6 Responses to “Why Ask Why?”

  1. Linda Hartzell

    “We are the dog.” I love this, Rose.
    Such a simple reminder that we should accept the will of God in our lives.

    Often we hear that dogs display “unconditional love.”
    The world would be a different place if humankind possessed this quality.

    Dear Lord, I pray that I will accept and love all I meet today and everyday. Amen.

    • Rose Folsom

      Dogs, in their animal way, definitely show us God’s love. I was at a friend’s house once, sick, and her little poodle, Pierre, kept vigil near my couch all day. When is it better to forego my ability to analyze and judge — and just, like Pierre, show concern?

  2. Faye McAneny

    Knowing is a gift.
    Feeling is a precious gift.
    Being in this moment is the best gift of all.
    Thank you for this insight and the humility it brought me too. Woof!

  3. Tom Roberts

    Psalm 8:6 declares “Yet you have made them little less than a god, crowned them with glory and honor.” God is indeed beyond my understanding and many of the physical phenomena mentioned such as the formation of snowflakes are beyond my understanding, but not beyond everybody ‘s. I do know as a scientist that we use more than 10% of our brain capacity. In fact in a given day every brain cell may be active at one time or another, but some cells sometimes must be quiet so we can think yes, no and maybe. In my career I have designed many electronic timers but I purposely do not buy a coffee maker with a timer because I can’t figure out how to set it.

    Perhaps we need the wisdom to discern when not to “make sense” of that which is in God’s domain, lest we come up with a logical elephant ( a mouse built to government specifications).

    • Rose Folsom

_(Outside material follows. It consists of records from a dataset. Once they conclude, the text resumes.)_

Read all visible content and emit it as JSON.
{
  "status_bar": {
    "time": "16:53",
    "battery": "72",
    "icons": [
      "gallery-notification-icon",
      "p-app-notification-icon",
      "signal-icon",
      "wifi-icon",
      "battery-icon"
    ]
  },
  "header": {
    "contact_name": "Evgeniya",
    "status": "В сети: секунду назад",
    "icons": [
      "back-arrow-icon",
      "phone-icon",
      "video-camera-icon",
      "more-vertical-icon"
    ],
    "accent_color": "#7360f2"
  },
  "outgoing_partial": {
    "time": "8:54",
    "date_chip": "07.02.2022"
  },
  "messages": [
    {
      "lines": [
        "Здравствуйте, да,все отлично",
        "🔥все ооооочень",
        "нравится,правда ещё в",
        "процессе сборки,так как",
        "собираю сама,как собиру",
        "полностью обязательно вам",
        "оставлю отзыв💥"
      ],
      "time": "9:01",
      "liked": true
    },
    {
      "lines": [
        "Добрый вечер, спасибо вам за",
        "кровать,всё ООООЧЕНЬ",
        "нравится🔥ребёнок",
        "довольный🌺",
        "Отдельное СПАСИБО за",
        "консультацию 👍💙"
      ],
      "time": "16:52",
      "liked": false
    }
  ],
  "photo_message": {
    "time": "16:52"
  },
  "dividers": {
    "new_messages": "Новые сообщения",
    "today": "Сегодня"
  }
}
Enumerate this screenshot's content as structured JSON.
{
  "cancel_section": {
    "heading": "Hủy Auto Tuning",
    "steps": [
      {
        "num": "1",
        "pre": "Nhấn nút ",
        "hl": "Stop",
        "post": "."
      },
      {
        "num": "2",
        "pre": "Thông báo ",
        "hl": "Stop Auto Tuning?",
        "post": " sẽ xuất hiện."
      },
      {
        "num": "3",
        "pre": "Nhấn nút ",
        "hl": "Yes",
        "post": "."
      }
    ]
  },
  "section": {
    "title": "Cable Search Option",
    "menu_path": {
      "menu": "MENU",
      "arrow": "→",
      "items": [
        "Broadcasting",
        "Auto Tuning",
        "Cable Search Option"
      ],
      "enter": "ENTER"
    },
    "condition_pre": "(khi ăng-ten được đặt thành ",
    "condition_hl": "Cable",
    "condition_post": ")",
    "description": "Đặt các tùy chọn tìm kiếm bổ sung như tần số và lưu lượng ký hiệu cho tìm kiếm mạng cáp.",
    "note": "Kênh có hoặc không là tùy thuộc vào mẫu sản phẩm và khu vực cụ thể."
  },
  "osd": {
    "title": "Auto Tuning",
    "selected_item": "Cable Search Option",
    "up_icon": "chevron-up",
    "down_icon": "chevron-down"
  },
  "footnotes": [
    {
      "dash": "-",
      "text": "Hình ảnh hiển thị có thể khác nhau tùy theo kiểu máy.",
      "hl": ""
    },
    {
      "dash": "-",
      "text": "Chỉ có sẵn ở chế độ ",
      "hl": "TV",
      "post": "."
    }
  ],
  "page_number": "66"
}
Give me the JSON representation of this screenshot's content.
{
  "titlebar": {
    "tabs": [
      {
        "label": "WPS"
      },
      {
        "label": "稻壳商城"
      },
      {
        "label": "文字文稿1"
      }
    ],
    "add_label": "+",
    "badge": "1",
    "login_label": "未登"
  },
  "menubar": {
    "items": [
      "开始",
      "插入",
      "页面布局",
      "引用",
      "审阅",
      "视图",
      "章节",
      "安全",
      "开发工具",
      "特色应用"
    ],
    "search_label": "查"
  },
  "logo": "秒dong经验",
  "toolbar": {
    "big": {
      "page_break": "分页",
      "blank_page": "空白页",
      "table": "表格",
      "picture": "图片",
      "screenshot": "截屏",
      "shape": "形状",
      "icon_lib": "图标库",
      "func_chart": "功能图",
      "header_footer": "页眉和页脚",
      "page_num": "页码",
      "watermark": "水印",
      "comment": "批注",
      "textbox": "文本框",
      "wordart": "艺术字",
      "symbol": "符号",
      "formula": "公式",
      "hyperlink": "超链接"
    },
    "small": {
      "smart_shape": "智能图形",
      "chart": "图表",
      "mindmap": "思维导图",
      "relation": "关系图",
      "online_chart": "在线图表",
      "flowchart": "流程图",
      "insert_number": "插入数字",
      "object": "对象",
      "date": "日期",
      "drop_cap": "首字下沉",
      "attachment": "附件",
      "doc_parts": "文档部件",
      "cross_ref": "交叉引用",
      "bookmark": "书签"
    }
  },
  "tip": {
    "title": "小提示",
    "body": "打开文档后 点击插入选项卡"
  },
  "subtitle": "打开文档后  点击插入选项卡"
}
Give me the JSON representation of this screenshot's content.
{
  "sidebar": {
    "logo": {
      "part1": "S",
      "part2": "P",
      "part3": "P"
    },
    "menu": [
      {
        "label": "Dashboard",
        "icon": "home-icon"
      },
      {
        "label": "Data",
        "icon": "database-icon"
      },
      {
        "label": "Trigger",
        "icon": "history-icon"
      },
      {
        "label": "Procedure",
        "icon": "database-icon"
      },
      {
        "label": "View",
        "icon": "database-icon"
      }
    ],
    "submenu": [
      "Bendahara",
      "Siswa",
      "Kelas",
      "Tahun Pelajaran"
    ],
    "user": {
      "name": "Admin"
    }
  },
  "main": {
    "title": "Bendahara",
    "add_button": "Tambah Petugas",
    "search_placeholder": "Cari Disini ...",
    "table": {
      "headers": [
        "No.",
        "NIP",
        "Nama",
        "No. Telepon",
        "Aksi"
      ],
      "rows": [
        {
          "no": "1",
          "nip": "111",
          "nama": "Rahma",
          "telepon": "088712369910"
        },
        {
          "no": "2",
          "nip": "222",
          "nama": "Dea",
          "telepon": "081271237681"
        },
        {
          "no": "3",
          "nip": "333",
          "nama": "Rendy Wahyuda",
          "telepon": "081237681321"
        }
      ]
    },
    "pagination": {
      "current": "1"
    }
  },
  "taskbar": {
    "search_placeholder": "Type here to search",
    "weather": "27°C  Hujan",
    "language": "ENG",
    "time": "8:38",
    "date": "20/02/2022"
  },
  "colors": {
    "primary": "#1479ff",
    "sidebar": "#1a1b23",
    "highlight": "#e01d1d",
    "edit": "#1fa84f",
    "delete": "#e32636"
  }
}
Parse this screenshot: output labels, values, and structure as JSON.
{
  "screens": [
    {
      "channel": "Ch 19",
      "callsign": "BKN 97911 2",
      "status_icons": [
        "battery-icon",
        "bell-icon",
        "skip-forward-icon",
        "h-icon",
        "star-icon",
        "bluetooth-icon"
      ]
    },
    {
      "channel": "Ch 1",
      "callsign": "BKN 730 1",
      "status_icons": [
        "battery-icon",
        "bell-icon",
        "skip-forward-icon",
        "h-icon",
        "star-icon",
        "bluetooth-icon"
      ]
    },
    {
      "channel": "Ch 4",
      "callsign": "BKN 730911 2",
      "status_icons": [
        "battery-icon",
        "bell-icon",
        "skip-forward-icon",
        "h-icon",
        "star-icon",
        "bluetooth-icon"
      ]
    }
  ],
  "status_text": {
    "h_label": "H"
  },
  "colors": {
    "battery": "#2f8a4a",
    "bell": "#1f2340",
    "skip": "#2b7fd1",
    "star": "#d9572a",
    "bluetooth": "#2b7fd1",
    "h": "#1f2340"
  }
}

      Interesting that some brain cells we are not “using” at the moment are resting to help us make moral (and other) decisions. It makes my day to know you have trouble with the timer on your coffee pot like the rest of us. So can you design us one we can understand?